often cannot pass on
the rising cost of diesel
Trucking companies are trying to save fuel as the price for a gallon of diesel in Hawaii appears to be keeping pace with the rise in gasoline prices.
According to the AAA's Fuel Gauge Report, a survey of credit card transactions, yesterday's average price of $3.23 per gallon for diesel in Hawaii was 1 cent below the statewide average for midgrade gasoline. Diesel cost 6 cents more per gallon than midgrade on Tuesday, 14 cents more a month ago and 3 cents less a year ago.
The increase is putting a squeeze on businesses that rely on diesel, since many do not have the opportunity to pass the increased cost on to customers.
Roberts Hawaii, whose motor coaches, tour and school buses, vans and minibuses use diesel, projects an increase of more than $1 million in its fuel bill for 2005 over last year, said spokeswoman Sam Shenkus.
Imperial Trucking tries to schedule its pickups and deliveries so none of its vehicles travel with an empty load, said operations supervisor Ray Tamashiro.
Both businesses' rates are regulated by the Public Utilities Commission.
In 2003 the PUC established new procedures that allow for annual rate increases up to 10 percent and eliminated fuel surcharges.
Shenkus said Roberts received a 7 percent increase in January and could ask for an additional 3 percent before the end of the year.

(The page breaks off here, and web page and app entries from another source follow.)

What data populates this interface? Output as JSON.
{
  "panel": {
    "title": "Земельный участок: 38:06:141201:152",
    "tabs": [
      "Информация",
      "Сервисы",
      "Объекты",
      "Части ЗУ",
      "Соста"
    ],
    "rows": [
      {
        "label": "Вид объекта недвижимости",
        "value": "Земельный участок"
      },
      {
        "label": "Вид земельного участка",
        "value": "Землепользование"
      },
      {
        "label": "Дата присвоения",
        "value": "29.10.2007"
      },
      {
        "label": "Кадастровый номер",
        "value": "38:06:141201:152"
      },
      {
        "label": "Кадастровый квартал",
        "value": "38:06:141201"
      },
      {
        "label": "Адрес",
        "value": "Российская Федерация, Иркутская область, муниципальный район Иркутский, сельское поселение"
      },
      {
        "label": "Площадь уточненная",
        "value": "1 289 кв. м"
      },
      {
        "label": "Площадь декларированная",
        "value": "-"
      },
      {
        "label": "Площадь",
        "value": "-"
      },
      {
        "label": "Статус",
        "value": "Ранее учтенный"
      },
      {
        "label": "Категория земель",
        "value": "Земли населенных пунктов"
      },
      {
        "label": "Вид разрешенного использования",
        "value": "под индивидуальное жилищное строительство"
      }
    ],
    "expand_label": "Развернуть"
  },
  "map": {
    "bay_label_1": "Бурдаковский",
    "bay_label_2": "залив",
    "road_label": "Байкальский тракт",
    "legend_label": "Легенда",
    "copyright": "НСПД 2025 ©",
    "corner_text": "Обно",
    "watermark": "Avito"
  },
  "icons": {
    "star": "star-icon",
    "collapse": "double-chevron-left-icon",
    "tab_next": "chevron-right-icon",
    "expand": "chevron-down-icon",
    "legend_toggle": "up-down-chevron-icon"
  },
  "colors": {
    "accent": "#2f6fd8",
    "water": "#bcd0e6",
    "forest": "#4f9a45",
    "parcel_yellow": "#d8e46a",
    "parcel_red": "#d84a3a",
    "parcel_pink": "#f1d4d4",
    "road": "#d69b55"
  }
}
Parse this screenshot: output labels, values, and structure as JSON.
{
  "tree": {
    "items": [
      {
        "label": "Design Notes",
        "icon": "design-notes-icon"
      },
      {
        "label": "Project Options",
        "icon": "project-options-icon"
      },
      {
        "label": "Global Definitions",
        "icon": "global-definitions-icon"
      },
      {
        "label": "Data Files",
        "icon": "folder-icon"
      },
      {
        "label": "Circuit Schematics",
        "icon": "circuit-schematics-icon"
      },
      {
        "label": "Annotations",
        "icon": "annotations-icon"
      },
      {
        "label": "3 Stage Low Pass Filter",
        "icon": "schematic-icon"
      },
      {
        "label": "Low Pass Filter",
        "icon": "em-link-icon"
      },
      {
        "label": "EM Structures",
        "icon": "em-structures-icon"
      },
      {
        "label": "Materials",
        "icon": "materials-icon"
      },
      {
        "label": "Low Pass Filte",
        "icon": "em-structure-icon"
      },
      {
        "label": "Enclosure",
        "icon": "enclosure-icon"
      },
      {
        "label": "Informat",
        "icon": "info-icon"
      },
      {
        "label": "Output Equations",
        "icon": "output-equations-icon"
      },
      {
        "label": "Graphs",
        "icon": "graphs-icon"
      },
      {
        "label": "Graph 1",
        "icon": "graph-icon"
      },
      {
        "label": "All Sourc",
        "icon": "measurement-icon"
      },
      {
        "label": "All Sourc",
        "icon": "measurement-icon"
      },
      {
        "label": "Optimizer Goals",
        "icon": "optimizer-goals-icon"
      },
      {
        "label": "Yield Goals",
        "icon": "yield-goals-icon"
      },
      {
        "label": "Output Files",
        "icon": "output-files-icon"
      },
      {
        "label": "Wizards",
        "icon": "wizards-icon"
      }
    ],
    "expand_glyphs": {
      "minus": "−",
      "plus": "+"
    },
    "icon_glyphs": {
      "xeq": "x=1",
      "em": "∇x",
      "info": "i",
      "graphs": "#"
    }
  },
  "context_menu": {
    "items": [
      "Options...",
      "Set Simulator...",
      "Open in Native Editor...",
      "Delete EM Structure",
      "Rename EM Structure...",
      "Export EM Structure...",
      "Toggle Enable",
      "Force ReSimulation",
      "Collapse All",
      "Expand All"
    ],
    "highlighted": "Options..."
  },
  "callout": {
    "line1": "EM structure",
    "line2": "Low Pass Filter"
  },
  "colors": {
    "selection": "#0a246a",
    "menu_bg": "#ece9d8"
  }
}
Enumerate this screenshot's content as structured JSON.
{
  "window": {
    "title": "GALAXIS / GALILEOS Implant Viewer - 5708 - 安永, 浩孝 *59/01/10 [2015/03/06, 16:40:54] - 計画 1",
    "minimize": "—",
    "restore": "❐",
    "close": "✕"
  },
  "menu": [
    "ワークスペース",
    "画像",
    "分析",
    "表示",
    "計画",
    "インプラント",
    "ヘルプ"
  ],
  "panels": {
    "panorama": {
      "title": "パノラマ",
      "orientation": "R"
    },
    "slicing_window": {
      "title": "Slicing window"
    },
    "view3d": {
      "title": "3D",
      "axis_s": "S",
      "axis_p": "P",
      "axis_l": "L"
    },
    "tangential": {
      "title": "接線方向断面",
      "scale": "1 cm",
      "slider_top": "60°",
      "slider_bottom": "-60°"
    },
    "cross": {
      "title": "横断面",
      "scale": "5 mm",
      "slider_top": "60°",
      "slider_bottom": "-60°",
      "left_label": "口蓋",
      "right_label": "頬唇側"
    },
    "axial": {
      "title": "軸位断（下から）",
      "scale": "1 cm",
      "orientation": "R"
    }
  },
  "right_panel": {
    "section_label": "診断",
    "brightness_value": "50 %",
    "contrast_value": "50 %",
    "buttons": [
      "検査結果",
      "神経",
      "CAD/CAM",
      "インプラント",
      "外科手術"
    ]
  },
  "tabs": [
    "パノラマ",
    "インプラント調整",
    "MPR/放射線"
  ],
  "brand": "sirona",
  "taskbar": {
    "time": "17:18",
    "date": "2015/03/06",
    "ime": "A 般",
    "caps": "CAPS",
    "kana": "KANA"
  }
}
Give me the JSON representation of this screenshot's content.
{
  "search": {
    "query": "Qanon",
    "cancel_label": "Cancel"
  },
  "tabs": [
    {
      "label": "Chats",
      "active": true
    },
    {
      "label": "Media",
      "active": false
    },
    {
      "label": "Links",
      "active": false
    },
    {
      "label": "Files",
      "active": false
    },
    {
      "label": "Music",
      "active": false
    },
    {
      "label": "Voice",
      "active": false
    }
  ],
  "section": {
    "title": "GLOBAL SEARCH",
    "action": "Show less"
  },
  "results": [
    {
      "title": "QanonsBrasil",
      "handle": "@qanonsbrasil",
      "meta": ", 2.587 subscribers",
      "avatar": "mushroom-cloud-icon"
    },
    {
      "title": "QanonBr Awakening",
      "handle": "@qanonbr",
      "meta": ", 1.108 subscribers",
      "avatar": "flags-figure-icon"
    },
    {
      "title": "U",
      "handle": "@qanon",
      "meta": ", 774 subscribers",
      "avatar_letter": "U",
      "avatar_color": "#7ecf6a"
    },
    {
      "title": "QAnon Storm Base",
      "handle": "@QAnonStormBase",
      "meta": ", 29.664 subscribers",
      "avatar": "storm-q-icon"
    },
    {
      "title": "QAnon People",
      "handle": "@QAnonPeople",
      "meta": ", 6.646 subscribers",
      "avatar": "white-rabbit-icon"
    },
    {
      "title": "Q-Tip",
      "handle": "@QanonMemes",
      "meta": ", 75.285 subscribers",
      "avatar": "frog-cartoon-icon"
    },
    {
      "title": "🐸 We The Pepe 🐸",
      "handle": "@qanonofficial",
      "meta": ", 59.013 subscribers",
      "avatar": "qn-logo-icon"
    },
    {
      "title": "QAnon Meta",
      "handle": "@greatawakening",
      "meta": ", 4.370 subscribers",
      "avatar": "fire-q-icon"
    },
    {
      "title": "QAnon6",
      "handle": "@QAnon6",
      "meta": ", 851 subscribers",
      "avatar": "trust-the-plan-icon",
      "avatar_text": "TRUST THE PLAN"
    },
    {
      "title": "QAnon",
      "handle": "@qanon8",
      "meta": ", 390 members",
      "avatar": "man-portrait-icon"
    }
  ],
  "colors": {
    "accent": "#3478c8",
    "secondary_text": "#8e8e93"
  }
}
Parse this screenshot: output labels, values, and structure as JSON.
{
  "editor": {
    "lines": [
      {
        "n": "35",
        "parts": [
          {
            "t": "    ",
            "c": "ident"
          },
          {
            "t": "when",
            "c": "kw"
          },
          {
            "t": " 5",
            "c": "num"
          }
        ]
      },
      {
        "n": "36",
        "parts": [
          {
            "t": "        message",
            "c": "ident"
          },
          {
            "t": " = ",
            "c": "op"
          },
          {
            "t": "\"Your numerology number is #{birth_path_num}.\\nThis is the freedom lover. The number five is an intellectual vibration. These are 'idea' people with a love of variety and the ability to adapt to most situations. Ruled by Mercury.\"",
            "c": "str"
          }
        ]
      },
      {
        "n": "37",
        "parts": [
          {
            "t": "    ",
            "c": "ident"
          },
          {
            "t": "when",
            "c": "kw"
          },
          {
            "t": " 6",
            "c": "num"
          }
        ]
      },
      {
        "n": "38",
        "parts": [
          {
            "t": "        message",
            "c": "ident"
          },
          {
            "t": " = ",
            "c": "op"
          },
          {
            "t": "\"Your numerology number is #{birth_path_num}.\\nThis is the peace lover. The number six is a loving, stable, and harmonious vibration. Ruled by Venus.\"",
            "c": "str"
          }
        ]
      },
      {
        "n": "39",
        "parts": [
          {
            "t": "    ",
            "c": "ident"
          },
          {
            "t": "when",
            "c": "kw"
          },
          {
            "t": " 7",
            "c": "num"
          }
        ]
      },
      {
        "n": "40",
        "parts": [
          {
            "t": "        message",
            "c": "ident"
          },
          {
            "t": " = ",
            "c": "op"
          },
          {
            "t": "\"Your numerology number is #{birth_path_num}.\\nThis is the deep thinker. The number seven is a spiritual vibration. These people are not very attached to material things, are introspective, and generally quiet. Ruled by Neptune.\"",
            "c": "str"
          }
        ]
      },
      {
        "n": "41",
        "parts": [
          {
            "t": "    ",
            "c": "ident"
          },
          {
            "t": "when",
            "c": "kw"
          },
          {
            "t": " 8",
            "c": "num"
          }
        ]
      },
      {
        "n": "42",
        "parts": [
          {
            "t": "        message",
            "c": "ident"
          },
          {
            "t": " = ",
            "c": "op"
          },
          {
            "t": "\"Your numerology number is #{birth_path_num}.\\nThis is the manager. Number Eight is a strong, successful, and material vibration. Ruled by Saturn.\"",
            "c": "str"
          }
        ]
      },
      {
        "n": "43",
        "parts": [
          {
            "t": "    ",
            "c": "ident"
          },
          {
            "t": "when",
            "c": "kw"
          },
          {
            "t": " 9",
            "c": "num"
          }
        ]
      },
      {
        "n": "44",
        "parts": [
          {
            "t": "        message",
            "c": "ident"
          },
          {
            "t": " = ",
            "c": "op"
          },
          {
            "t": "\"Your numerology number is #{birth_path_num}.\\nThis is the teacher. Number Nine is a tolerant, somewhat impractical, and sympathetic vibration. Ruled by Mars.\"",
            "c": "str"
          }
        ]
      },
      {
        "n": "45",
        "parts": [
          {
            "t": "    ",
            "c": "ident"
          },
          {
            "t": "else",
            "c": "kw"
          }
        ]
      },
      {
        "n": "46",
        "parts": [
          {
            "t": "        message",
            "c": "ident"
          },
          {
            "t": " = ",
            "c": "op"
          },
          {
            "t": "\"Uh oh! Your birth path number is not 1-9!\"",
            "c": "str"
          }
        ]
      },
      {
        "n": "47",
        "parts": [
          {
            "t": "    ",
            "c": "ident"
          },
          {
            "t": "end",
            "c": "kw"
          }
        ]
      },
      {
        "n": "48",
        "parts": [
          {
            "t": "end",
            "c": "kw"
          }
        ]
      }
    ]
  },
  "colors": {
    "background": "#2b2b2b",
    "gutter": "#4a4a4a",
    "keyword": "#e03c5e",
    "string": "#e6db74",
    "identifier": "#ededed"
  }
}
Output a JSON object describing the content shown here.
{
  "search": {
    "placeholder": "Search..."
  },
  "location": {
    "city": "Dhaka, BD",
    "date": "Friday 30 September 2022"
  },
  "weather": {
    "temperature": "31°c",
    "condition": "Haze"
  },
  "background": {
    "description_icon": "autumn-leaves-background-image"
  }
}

Motor carriers can ask for a rate increase exceeding 10 percent, but they must provide detailed financial information supporting the rate change that is not normally required.